= Beginning of Section =
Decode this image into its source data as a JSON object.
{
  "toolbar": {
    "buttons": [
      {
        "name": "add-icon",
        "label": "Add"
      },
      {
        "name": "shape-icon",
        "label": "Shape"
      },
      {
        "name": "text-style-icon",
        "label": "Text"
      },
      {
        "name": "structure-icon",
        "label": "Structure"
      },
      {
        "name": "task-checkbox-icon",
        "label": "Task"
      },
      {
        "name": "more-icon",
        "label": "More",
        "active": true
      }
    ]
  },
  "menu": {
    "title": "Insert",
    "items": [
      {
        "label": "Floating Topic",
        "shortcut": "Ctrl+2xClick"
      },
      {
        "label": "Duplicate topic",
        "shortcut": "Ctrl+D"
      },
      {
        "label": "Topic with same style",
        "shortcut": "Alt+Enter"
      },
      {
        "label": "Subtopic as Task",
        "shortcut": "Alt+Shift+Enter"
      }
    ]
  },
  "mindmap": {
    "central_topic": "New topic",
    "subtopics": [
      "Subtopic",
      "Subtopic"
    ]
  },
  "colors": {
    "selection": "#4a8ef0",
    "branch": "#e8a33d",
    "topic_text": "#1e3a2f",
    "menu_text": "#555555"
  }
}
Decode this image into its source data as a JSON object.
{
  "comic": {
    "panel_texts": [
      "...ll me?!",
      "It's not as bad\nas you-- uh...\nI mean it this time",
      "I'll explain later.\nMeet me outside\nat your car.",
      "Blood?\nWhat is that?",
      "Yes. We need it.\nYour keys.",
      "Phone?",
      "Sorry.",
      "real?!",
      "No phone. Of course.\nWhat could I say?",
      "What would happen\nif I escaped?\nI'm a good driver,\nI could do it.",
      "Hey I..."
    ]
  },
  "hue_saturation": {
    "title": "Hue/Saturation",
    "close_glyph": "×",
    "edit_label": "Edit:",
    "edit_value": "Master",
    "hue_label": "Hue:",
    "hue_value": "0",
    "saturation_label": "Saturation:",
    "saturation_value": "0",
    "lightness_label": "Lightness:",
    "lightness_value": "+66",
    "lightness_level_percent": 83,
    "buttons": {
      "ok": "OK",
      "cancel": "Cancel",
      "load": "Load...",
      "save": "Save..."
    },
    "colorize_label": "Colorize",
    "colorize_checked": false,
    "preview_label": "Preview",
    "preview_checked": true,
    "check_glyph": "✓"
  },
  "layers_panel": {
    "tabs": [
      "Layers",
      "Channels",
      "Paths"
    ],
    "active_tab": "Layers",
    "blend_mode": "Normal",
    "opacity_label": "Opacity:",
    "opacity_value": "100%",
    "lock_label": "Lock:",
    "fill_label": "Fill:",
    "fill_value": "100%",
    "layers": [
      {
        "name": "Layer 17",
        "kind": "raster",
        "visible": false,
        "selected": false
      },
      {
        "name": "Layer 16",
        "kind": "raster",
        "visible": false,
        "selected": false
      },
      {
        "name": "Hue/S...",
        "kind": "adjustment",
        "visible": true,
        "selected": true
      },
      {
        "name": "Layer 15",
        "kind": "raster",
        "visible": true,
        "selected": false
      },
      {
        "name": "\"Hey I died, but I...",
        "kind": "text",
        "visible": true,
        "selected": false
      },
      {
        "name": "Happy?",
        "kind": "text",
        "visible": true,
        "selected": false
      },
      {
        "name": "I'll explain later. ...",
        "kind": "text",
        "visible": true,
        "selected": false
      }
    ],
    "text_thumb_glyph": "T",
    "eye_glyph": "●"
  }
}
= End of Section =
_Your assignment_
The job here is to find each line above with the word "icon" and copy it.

_Response to the task_
        "name": "add-icon",
        "name": "shape-icon",
        "name": "text-style-icon",
        "name": "structure-icon",
        "name": "task-checkbox-icon",
        "name": "more-icon",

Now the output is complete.